I’m happy to announce that on Saturday the 21st at 14:27, my wife Fiona gave birth to a baby boy weighing 8 lbs. We decided to name him Noah. Every person I’ve spoken to so far has loved the name (or they were just being polite). I was surprised to find out that the name Noah actually ranks as the 2nd most popular name of 2015 according to BabyCentre. But we didn’t choose the name because it is popular, nor because it sounds good, and especially not because of the recent film starring Russell Crowe. I have always loved the name for different reasons.
“The narrative itself is not even about Noah, but rather God’s dealing with humanity.”
Since becoming a Christian I have been fascinated by the story of the flood found in Genesis 6-9. The narrative is set to the backdrop of a sinful and fallen world, where “every inclination of the thoughts of the human heart was only evil all the time” (Genesis 6:5). God’s shining creation had been plunged into the darkness of human sin, and if I can say one good thing about the Russell Crowe interpretation, its depiction of human sin goes some way to correctly portray its severity. And so God resolved to wipe out the human race from the face of the earth, preserving two of every animal along with Noah and his family. Often the story of Noah’s Ark is told as a cuddly, cutesy, children’s tale, where Noah and his family smile as the animals enter two by two, before setting sail upon the newly formed sea. In reality though, what lies behind the fairytale is the real account of the terrifying reality of sin, and God’s justified cleansing of the earth. The narrative itself is not even about Noah, but rather God’s dealing with humanity. In fact, Noah doesn’t say a word until the waters have dried up. His first and only recorded words are his cursing of his son Ham, and blessing of Japheth and Shem. So why the name Noah you might ask?
“What sets Noah apart, is not his good behaviour, nor his ship building skills, nor his animal husbandry.”

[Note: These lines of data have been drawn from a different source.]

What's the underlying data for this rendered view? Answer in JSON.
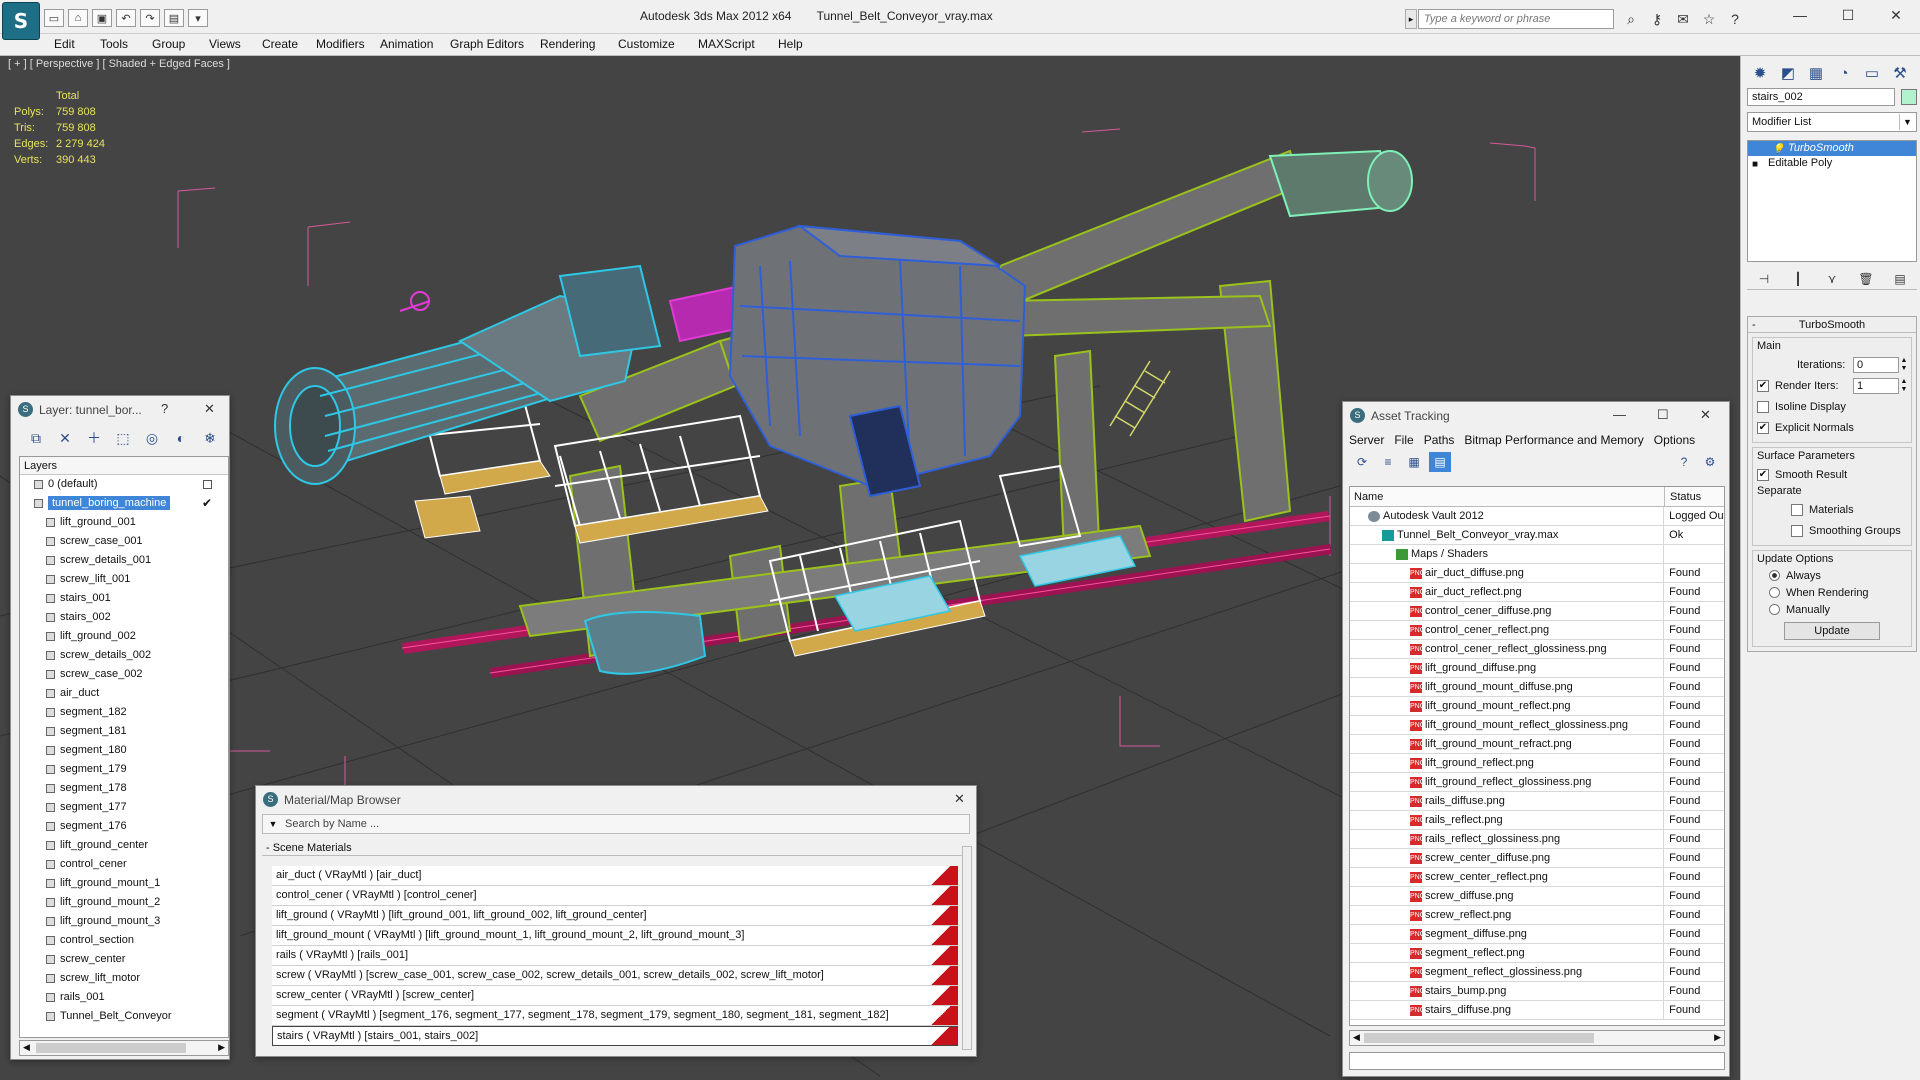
{
  "titlebar": {
    "app_name": "Autodesk 3ds Max  2012 x64",
    "file_name": "Tunnel_Belt_Conveyor_vray.max",
    "search_placeholder": "Type a keyword or phrase"
  },
  "menu": [
    "Edit",
    "Tools",
    "Group",
    "Views",
    "Create",
    "Modifiers",
    "Animation",
    "Graph Editors",
    "Rendering",
    "Customize",
    "MAXScript",
    "Help"
  ],
  "viewport": {
    "label": "[ + ] [ Perspective ] [ Shaded + Edged Faces ]",
    "stats_header": "Total",
    "stats": [
      {
        "k": "Polys:",
        "v": "759 808"
      },
      {
        "k": "Tris:",
        "v": "759 808"
      },
      {
        "k": "Edges:",
        "v": "2 279 424"
      },
      {
        "k": "Verts:",
        "v": "390 443"
      }
    ]
  },
  "command_panel": {
    "object_name": "stairs_002",
    "modifier_list": "Modifier List",
    "stack": [
      "TurboSmooth",
      "Editable Poly"
    ],
    "rollout_title": "TurboSmooth",
    "main_label": "Main",
    "iterations_label": "Iterations:",
    "iterations_value": "0",
    "render_iters_label": "Render Iters:",
    "render_iters_value": "1",
    "isoline_label": "Isoline Display",
    "explicit_label": "Explicit Normals",
    "surface_label": "Surface Parameters",
    "smooth_label": "Smooth Result",
    "separate_label": "Separate",
    "materials_label": "Materials",
    "smoothing_label": "Smoothing Groups",
    "update_label": "Update Options",
    "always_label": "Always",
    "when_rendering_label": "When Rendering",
    "manually_label": "Manually",
    "update_button": "Update"
  },
  "layer_window": {
    "title": "Layer: tunnel_bor...",
    "help": "?",
    "header": "Layers",
    "rows": [
      {
        "name": "0 (default)",
        "level": 1,
        "mark": "box"
      },
      {
        "name": "tunnel_boring_machine",
        "level": 1,
        "selected": true,
        "mark": "check"
      },
      {
        "name": "lift_ground_001",
        "level": 2
      },
      {
        "name": "screw_case_001",
        "level": 2
      },
      {
        "name": "screw_details_001",
        "level": 2
      },
      {
        "name": "screw_lift_001",
        "level": 2
      },
      {
        "name": "stairs_001",
        "level": 2
      },
      {
        "name": "stairs_002",
        "level": 2
      },
      {
        "name": "lift_ground_002",
        "level": 2
      },
      {
        "name": "screw_details_002",
        "level": 2
      },
      {
        "name": "screw_case_002",
        "level": 2
      },
      {
        "name": "air_duct",
        "level": 2
      },
      {
        "name": "segment_182",
        "level": 2
      },
      {
        "name": "segment_181",
        "level": 2
      },
      {
        "name": "segment_180",
        "level": 2
      },
      {
        "name": "segment_179",
        "level": 2
      },
      {
        "name": "segment_178",
        "level": 2
      },
      {
        "name": "segment_177",
        "level": 2
      },
      {
        "name": "segment_176",
        "level": 2
      },
      {
        "name": "lift_ground_center",
        "level": 2
      },
      {
        "name": "control_cener",
        "level": 2
      },
      {
        "name": "lift_ground_mount_1",
        "level": 2
      },
      {
        "name": "lift_ground_mount_2",
        "level": 2
      },
      {
        "name": "lift_ground_mount_3",
        "level": 2
      },
      {
        "name": "control_section",
        "level": 2
      },
      {
        "name": "screw_center",
        "level": 2
      },
      {
        "name": "screw_lift_motor",
        "level": 2
      },
      {
        "name": "rails_001",
        "level": 2
      },
      {
        "name": "Tunnel_Belt_Conveyor",
        "level": 2
      }
    ]
  },
  "material_browser": {
    "title": "Material/Map Browser",
    "search_placeholder": "Search by Name ...",
    "section": "- Scene Materials",
    "rows": [
      "air_duct  ( VRayMtl ) [air_duct]",
      "control_cener  ( VRayMtl ) [control_cener]",
      "lift_ground  ( VRayMtl ) [lift_ground_001, lift_ground_002, lift_ground_center]",
      "lift_ground_mount  ( VRayMtl ) [lift_ground_mount_1, lift_ground_mount_2, lift_ground_mount_3]",
      "rails  ( VRayMtl ) [rails_001]",
      "screw  ( VRayMtl ) [screw_case_001, screw_case_002, screw_details_001, screw_details_002, screw_lift_motor]",
      "screw_center  ( VRayMtl ) [screw_center]",
      "segment  ( VRayMtl ) [segment_176, segment_177, segment_178, segment_179, segment_180, segment_181, segment_182]",
      "stairs  ( VRayMtl ) [stairs_001, stairs_002]"
    ]
  },
  "asset_tracking": {
    "title": "Asset Tracking",
    "menu": [
      "Server",
      "File",
      "Paths",
      "Bitmap Performance and Memory",
      "Options"
    ],
    "col_name": "Name",
    "col_status": "Status",
    "rows": [
      {
        "name": "Autodesk Vault 2012",
        "status": "Logged Out",
        "icon": "vault",
        "indent": 1
      },
      {
        "name": "Tunnel_Belt_Conveyor_vray.max",
        "status": "Ok",
        "icon": "max",
        "indent": 2
      },
      {
        "name": "Maps / Shaders",
        "status": "",
        "icon": "maps",
        "indent": 3
      },
      {
        "name": "air_duct_diffuse.png",
        "status": "Found",
        "icon": "png",
        "indent": 4
      },
      {
        "name": "air_duct_reflect.png",
        "status": "Found",
        "icon": "png",
        "indent": 4
      },
      {
        "name": "control_cener_diffuse.png",
        "status": "Found",
        "icon": "png",
        "indent": 4
      },
      {
        "name": "control_cener_reflect.png",
        "status": "Found",
        "icon": "png",
        "indent": 4
      },
      {
        "name": "control_cener_reflect_glossiness.png",
        "status": "Found",
        "icon": "png",
        "indent": 4
      },
      {
        "name": "lift_ground_diffuse.png",
        "status": "Found",
        "icon": "png",
        "indent": 4
      },
      {
        "name": "lift_ground_mount_diffuse.png",
        "status": "Found",
        "icon": "png",
        "indent": 4
      },
      {
        "name": "lift_ground_mount_reflect.png",
        "status": "Found",
        "icon": "png",
        "indent": 4
      },
      {
        "name": "lift_ground_mount_reflect_glossiness.png",
        "status": "Found",
        "icon": "png",
        "indent": 4
      },
      {
        "name": "lift_ground_mount_refract.png",
        "status": "Found",
        "icon": "png",
        "indent": 4
      },
      {
        "name": "lift_ground_reflect.png",
        "status": "Found",
        "icon": "png",
        "indent": 4
      },
      {
        "name": "lift_ground_reflect_glossiness.png",
        "status": "Found",
        "icon": "png",
        "indent": 4
      },
      {
        "name": "rails_diffuse.png",
        "status": "Found",
        "icon": "png",
        "indent": 4
      },
      {
        "name": "rails_reflect.png",
        "status": "Found",
        "icon": "png",
        "indent": 4
      },
      {
        "name": "rails_reflect_glossiness.png",
        "status": "Found",
        "icon": "png",
        "indent": 4
      },
      {
        "name": "screw_center_diffuse.png",
        "status": "Found",
        "icon": "png",
        "indent": 4
      },
      {
        "name": "screw_center_reflect.png",
        "status": "Found",
        "icon": "png",
        "indent": 4
      },
      {
        "name": "screw_diffuse.png",
        "status": "Found",
        "icon": "png",
        "indent": 4
      },
      {
        "name": "screw_reflect.png",
        "status": "Found",
        "icon": "png",
        "indent": 4
      },
      {
        "name": "segment_diffuse.png",
        "status": "Found",
        "icon": "png",
        "indent": 4
      },
      {
        "name": "segment_reflect.png",
        "status": "Found",
        "icon": "png",
        "indent": 4
      },
      {
        "name": "segment_reflect_glossiness.png",
        "status": "Found",
        "icon": "png",
        "indent": 4
      },
      {
        "name": "stairs_bump.png",
        "status": "Found",
        "icon": "png",
        "indent": 4
      },
      {
        "name": "stairs_diffuse.png",
        "status": "Found",
        "icon": "png",
        "indent": 4
      }
    ]
  },
  "colors": {
    "viewport_bg": "#444444",
    "stats_text": "#e7e25a",
    "selection": "#3f86d8",
    "wire_cyan": "#2ec8e6",
    "wire_blue": "#2f5fd8",
    "wire_green": "#9bc21a",
    "wire_white": "#ffffff",
    "wire_magenta": "#e23ad6",
    "rail_red": "#b0175a"
  }
}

I am writing this with our boy Noah sitting beside me squeaking away. As I look at him I am filled with all kinds of hopes and dreams for him; I hope he will be a good man, I hope he will find a career he loves, I hope he will have a wife and family, and I hope he too will know Jesus as I do. And I find great comfort in the Genesis narrative. The man Noah stands as a good man who walked faithfully with God (Genesis 6:9), but was given a monumental task. As a result he stood, not as a man petting the lions and elephants as they entered the Ark, but as a man who must have been full of doubt and conflict, calling out to those around him to turn from their ways, yet knowing deep inside he deserved the same fate.
What sets Noah apart, is not his good behaviour, nor his ship building skills, nor his animal husbandry. The Hebrew narrative is written in such a way that one verse stands at the centre of this whole story, and it is Genesis 8:1; “But God remembered Noah.” In the midst of a fallen world, of so much suffering and terror, by grace alone Noah is protected, shut inside the safety of the Ark. Actually, Noah is no different from any of us. What makes Noah special is that he knows God, and God remembers him. Like all of us, our baby Noah will make mistakes; like the man Noah he will sin, fall and fail. But we know that ultimately his fate lies not in our hands as parents, nor in his own decisions – good or bad, but in the hands of his Heavenly Father. In the midst of the storms of life I can trust, as we all can, that God will remember us.